Anti-vaccination movement affecting youth in Europe

Chatterbox Rome Declaration cannot save the EU; Germany has to pay more to do that

Turkey: MEPs cut support by €70m due to no improvement in respect for EU values

Innovating together: connectivity that matters

Future of EU farming: MEPs push for modern common policy with fair funding

France is about to start giving free breakfasts to disadvantaged schoolchildren

Human Rights Council election: 5 things you need to know about it

Why Eurozone needs a bit more inflation

Children in crisis-torn eastern Ukraine ‘too terrified to learn’ amid spike in attacks on schools

US and Mexico child deportations drive extreme violence and trauma: UNICEF

The Commission unsuccessfully pretends to want curbing of tax evasion

Millennials (and Gen X) – Here are the steps you should take to secure your financial future

New Disability Inclusion Strategy is ‘transformative change we need’, says Guterres

Nuclear weapons in Lithuania: defence against Russia or target for terrorists?

More Stings?

Comments

  1. Admiring the time and energy you put into your weblog and in depth info you offer. It’s excellent to come across a blog every once in a even though that isn’t the same old rehashed material. Fantastic read! I’ve bookmarked your website and I’m adding your RSS feeds to my Google account.

Trackbacks

  1. […] EDRi: The fight against hate speech undermines the fundamental rights of citizens (Krapuul) 12/09 EU’s guidelines on net neutrality see the light although grey areas do remain (The European Sting) 13/09 EU-Canada Airline Data Pact Violates Privacy:Adviser (Bloomberg BNA) […]

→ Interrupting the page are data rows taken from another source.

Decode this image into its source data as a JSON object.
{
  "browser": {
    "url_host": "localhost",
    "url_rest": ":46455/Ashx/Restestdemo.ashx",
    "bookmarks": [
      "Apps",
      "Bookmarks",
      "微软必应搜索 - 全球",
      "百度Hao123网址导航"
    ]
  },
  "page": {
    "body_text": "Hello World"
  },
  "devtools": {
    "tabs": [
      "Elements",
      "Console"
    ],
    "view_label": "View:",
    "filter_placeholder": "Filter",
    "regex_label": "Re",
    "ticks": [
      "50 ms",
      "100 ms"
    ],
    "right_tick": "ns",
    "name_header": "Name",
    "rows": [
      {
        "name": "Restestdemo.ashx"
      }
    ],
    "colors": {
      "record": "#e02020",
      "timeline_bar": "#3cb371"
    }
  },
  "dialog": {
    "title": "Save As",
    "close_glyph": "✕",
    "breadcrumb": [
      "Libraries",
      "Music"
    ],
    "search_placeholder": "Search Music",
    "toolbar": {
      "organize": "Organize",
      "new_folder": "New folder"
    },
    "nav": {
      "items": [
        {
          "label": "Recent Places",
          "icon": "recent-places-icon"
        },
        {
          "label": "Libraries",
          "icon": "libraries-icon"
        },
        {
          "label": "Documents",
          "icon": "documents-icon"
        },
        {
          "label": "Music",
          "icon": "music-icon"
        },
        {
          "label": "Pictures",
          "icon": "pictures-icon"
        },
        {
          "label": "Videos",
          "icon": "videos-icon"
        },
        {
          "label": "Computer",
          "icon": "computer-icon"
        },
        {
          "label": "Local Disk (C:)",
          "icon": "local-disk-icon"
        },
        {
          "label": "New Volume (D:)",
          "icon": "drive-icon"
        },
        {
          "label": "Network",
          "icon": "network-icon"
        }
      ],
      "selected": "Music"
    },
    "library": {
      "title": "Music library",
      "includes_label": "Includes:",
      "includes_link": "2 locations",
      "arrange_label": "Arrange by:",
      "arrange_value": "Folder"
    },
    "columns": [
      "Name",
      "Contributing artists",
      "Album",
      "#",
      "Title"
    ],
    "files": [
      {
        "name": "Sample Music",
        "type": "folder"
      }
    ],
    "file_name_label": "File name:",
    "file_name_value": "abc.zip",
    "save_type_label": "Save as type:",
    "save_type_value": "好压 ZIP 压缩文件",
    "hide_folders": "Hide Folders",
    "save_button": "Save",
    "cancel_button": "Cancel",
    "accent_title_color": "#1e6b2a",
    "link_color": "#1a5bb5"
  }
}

Speak your Mind Here

Fill in your details below or click an icon to log in:

WordPress.com Logo

You are commenting using your WordPress.com account. Log Out /  Change )

Google photo

You are commenting using your Google account. Log Out /  Change )

Twitter picture

You are commenting using your Twitter account. Log Out /  Change )

Facebook photo

You are commenting using your Facebook account. Log Out /  Change )

Connecting to %s